___ Data in this exercise ___

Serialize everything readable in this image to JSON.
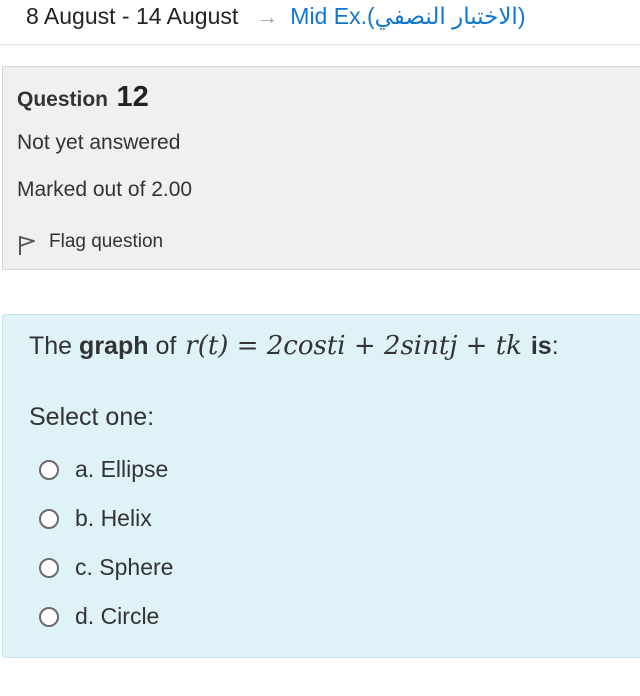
{
  "breadcrumb": {
    "current": "8 August - 14 August",
    "separator": "→",
    "link": "Mid Ex.(الاختبار النصفي)"
  },
  "question_info": {
    "label": "Question",
    "number": "12",
    "state": "Not yet answered",
    "grade": "Marked out of 2.00",
    "flag_label": "Flag question",
    "flag_icon": "flag-icon"
  },
  "question": {
    "text_prefix": "The",
    "text_bold": "graph",
    "text_mid": "of",
    "formula": "r(t) = 2costi + 2sintj + tk",
    "text_suffix_bold": "is",
    "text_end": ":",
    "prompt": "Select one:",
    "options": [
      {
        "label": "a. Ellipse"
      },
      {
        "label": "b. Helix"
      },
      {
        "label": "c. Sphere"
      },
      {
        "label": "d. Circle"
      }
    ]
  },
  "colors": {
    "link": "#1177d1",
    "info_bg": "#f0f0f0",
    "formulation_bg": "#def2f8"
  }
}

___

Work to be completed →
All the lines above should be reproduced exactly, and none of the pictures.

Reply →
Serialize everything readable in this image to JSON.
{
  "breadcrumb": {
    "current": "8 August - 14 August",
    "separator": "→",
    "link": "Mid Ex.(الاختبار النصفي)"
  },
  "question_info": {
    "label": "Question",
    "number": "12",
    "state": "Not yet answered",
    "grade": "Marked out of 2.00",
    "flag_label": "Flag question",
    "flag_icon": "flag-icon"
  },
  "question": {
    "text_prefix": "The",
    "text_bold": "graph",
    "text_mid": "of",
    "formula": "r(t) = 2costi + 2sintj + tk",
    "text_suffix_bold": "is",
    "text_end": ":",
    "prompt": "Select one:",
    "options": [
      {
        "label": "a. Ellipse"
      },
      {
        "label": "b. Helix"
      },
      {
        "label": "c. Sphere"
      },
      {
        "label": "d. Circle"
      }
    ]
  },
  "colors": {
    "link": "#1177d1",
    "info_bg": "#f0f0f0",
    "formulation_bg": "#def2f8"
  }
}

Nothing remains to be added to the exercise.